**HOW TO COMPLETE THIS TASK**
For each line below that contains the word "dark", make a copy.

[GIVEN RECORDS — start]

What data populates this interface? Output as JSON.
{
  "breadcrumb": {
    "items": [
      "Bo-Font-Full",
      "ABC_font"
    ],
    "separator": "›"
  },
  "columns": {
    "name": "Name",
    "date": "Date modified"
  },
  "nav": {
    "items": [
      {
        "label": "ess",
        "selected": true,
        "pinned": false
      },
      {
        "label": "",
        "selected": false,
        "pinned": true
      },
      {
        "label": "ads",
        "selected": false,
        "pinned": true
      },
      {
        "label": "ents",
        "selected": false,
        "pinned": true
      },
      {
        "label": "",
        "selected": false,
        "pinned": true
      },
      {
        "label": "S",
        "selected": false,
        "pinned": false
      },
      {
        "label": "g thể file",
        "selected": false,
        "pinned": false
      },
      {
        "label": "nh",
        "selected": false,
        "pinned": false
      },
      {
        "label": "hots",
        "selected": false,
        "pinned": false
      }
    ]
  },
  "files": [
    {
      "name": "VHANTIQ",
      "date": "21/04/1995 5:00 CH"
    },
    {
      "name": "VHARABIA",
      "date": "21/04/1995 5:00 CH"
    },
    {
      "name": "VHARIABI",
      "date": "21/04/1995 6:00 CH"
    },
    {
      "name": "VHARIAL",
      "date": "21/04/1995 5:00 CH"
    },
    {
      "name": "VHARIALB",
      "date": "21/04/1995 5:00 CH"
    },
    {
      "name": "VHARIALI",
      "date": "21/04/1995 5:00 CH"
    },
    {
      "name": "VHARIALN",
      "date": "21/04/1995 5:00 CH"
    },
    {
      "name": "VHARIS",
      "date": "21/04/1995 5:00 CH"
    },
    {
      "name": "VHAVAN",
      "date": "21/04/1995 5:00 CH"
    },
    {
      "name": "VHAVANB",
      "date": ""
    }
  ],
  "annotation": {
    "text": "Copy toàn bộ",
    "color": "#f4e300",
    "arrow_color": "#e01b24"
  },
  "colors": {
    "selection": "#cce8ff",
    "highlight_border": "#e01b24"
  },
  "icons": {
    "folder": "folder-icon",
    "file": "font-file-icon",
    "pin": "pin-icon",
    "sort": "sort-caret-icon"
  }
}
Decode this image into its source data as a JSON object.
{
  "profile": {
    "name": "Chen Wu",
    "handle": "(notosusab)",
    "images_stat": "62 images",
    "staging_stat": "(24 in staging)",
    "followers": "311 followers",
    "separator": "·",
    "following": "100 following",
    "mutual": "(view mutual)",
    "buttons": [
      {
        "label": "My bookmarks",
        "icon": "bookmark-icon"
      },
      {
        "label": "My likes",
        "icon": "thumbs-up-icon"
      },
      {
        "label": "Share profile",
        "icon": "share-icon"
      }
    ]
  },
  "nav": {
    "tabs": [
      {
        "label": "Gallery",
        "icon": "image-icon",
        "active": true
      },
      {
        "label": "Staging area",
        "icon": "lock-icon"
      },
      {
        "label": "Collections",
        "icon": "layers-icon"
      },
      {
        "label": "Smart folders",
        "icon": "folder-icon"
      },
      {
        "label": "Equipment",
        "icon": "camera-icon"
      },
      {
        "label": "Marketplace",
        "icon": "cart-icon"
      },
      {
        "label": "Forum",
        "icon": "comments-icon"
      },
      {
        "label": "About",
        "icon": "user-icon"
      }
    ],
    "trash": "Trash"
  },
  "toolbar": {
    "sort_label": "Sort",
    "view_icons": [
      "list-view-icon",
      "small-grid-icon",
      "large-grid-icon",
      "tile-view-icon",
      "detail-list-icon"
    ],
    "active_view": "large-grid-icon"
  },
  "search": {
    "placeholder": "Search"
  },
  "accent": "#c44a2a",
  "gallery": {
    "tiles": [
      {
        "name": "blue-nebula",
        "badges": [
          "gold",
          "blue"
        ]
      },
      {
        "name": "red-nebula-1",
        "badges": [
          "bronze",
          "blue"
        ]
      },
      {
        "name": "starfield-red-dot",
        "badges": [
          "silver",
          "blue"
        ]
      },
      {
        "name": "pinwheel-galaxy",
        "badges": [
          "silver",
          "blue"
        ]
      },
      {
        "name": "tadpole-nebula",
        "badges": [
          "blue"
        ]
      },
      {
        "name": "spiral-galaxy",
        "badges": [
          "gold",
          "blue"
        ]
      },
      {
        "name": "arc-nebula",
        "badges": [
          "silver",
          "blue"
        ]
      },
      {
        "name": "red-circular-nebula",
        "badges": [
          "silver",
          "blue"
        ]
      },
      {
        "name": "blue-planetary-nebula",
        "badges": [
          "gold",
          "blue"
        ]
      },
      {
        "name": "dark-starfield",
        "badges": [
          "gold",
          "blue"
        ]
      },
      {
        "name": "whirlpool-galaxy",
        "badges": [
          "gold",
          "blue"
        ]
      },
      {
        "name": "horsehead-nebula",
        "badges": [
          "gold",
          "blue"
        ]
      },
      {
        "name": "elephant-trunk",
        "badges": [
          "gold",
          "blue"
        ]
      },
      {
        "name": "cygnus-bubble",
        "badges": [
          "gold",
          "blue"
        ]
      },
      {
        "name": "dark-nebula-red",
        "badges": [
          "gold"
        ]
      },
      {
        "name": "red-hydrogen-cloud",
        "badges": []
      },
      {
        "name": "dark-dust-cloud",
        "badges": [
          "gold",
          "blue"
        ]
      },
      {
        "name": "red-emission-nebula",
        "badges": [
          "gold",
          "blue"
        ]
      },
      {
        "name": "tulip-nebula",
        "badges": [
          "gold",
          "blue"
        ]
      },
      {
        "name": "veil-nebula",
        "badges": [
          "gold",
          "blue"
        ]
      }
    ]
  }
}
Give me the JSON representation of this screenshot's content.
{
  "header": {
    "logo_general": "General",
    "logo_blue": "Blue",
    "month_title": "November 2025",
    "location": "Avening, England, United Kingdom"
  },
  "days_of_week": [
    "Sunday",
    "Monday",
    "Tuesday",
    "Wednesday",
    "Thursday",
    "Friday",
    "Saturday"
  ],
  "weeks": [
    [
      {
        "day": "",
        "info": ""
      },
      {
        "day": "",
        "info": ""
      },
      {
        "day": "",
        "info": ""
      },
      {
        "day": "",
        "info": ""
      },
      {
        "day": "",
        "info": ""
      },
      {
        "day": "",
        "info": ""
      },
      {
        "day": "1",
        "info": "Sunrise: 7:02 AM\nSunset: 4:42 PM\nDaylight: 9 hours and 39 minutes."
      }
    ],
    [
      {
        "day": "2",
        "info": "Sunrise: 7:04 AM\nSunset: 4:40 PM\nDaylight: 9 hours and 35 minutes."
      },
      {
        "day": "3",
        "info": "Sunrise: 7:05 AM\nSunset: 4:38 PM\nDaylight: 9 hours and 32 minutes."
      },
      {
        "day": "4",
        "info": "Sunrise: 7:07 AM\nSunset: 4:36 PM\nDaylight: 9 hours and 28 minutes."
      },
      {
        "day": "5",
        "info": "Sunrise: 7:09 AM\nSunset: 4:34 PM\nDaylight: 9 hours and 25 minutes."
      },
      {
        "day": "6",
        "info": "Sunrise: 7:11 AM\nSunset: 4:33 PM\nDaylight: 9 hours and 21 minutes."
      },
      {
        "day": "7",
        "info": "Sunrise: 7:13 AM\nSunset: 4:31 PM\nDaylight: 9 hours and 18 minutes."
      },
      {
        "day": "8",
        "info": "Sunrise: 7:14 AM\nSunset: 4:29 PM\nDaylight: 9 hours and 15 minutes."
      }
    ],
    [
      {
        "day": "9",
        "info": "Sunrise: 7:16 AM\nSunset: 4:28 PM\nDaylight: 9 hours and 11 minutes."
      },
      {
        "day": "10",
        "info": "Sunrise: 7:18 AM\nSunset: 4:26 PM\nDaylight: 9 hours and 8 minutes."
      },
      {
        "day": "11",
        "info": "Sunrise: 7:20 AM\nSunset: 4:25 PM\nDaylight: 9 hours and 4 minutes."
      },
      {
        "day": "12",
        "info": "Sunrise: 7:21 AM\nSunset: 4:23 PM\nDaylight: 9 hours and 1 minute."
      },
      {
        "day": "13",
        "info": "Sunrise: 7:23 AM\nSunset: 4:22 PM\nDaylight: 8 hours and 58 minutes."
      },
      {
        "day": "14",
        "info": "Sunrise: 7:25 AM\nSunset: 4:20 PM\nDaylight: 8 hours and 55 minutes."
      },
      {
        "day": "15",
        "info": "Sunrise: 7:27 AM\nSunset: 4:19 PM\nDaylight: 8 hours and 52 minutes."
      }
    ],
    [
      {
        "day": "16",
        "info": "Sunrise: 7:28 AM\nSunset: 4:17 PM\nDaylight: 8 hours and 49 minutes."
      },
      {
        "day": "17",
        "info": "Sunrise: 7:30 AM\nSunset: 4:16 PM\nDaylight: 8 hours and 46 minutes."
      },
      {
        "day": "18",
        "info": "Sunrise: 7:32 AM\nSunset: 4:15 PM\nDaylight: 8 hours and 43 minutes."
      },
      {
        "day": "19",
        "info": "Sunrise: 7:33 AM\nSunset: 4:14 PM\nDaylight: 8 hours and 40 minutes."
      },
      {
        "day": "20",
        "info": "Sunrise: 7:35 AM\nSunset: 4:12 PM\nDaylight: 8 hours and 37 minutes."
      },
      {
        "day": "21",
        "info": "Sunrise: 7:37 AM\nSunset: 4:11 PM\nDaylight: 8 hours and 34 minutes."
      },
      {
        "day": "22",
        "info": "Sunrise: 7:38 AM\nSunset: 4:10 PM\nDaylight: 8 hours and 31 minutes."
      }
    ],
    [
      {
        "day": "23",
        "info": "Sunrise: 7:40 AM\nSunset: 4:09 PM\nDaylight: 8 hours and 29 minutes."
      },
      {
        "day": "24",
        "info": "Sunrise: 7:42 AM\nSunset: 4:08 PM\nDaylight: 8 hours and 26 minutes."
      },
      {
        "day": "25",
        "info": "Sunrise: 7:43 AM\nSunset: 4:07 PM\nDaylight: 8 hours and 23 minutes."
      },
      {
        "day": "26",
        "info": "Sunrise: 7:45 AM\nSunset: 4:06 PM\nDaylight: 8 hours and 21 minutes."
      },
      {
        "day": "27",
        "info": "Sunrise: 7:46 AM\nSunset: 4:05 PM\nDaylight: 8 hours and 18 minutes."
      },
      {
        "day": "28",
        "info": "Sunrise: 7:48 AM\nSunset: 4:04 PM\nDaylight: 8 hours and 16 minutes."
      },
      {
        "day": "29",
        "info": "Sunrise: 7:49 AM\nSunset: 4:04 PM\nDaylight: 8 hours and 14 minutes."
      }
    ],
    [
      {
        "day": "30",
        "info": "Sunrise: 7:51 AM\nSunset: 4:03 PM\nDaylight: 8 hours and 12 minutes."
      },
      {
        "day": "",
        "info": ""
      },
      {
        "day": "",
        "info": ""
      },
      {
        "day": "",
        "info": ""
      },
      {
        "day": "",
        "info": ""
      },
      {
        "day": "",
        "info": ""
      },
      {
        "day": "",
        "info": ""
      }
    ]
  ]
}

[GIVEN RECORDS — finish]

**SOLUTION TO THE EXERCISE**
        "name": "dark-starfield",
        "name": "dark-nebula-red",
        "name": "dark-dust-cloud",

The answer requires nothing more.